Dataset rows for apps and sites:
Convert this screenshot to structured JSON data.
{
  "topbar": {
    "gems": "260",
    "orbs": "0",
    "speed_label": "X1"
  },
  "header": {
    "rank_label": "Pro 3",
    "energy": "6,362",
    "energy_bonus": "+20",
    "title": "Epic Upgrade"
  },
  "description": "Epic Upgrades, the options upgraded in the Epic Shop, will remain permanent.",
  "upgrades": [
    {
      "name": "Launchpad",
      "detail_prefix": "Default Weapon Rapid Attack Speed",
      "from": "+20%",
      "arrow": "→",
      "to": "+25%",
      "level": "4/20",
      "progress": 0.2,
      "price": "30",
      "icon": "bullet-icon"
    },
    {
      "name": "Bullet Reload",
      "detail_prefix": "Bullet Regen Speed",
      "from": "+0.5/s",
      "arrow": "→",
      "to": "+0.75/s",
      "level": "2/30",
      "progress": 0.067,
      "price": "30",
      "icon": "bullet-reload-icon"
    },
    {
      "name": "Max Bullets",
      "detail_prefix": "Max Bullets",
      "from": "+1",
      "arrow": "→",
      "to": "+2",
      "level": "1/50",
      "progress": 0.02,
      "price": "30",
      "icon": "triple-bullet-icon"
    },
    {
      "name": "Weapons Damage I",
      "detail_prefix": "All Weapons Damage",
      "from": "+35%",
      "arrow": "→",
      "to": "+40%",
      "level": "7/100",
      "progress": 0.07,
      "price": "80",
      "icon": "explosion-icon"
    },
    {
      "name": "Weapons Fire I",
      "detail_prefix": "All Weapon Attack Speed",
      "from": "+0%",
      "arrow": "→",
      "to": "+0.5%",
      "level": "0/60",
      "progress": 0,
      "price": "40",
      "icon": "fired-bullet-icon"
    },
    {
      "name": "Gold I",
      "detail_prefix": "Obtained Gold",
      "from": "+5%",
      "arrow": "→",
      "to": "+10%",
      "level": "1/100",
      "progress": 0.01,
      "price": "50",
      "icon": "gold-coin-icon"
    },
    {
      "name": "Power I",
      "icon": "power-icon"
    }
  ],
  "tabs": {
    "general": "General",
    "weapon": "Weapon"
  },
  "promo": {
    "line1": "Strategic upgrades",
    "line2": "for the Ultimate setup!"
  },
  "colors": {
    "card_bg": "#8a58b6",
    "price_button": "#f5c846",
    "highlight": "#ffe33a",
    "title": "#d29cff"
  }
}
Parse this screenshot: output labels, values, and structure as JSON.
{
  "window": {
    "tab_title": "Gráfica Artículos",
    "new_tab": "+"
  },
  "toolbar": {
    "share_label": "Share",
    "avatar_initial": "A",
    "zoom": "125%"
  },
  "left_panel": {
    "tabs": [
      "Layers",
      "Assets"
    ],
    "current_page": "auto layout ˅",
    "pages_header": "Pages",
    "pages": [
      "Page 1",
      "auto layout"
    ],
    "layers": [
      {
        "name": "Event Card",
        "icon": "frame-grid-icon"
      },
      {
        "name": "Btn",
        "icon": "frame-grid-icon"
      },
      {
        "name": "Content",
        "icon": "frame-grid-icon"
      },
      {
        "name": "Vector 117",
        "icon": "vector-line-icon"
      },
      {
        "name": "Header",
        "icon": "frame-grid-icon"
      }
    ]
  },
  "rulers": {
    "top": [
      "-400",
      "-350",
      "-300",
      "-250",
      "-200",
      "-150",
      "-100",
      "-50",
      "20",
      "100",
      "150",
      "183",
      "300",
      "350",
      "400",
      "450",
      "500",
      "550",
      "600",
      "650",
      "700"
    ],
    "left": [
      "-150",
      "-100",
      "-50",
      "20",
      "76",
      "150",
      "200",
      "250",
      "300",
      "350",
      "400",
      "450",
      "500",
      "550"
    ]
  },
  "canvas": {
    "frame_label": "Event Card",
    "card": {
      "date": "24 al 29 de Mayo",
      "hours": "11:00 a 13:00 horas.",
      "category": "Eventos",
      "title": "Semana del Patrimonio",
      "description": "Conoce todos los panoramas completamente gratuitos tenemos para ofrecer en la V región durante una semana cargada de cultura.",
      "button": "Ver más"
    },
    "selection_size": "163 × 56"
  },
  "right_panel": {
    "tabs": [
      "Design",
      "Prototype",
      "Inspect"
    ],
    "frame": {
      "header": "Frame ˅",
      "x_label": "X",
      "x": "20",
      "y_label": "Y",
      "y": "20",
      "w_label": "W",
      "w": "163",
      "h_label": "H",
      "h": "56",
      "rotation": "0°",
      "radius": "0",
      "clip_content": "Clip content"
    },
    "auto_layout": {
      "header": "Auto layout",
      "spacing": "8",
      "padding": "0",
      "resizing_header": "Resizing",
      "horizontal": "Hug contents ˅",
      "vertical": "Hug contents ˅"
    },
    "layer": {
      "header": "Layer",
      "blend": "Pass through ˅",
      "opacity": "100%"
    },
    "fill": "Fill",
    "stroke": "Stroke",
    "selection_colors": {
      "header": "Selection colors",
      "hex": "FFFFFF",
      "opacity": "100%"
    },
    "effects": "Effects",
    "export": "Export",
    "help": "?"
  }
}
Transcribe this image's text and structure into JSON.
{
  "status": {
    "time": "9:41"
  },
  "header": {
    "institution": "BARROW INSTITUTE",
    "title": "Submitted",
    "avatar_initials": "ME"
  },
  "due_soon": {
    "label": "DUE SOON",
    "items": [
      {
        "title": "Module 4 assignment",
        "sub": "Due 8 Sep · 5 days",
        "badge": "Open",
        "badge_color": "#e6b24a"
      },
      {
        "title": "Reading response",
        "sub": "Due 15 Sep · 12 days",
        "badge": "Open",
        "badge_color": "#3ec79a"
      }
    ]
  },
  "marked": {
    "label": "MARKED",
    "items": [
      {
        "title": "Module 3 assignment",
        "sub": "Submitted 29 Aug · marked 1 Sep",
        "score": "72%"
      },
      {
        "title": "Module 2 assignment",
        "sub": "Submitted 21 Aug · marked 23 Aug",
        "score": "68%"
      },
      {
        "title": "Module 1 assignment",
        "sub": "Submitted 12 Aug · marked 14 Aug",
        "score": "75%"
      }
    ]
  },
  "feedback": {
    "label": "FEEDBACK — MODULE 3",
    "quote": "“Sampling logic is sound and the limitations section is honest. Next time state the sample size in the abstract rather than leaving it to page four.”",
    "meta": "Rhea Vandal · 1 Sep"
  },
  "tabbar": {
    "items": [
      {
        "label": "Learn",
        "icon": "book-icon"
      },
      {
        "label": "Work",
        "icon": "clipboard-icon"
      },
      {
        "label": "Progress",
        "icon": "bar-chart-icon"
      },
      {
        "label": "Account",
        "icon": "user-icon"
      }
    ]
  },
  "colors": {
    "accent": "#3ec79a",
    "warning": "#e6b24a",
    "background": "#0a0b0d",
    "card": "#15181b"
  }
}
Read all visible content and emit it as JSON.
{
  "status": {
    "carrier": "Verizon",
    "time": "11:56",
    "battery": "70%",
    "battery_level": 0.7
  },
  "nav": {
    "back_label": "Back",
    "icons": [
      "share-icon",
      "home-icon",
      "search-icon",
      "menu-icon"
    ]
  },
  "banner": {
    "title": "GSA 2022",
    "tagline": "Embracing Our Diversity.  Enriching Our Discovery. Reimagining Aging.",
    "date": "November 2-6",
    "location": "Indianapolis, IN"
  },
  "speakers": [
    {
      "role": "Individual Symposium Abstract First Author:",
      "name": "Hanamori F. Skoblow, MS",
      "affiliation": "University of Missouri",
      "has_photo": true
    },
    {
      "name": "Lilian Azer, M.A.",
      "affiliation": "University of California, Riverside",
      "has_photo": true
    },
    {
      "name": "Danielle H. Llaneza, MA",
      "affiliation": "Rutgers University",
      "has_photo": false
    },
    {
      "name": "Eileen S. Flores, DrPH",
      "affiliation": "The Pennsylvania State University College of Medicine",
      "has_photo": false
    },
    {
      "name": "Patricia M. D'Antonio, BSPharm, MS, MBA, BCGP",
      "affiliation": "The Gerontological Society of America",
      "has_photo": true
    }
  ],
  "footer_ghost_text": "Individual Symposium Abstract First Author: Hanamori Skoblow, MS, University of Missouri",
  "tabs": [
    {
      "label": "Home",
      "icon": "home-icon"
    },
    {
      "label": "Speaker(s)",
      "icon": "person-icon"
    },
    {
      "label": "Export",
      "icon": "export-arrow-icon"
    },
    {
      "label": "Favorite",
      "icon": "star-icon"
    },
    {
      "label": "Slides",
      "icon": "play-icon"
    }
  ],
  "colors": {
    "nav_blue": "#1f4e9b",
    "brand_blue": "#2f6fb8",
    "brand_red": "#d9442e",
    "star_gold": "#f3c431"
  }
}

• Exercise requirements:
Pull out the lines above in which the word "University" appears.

• Completed task:
      "affiliation": "University of Missouri",
      "affiliation": "University of California, Riverside",
      "affiliation": "Rutgers University",
      "affiliation": "The Pennsylvania State University College of Medicine",
  "footer_ghost_text": "Individual Symposium Abstract First Author: Hanamori Skoblow, MS, University of Missouri",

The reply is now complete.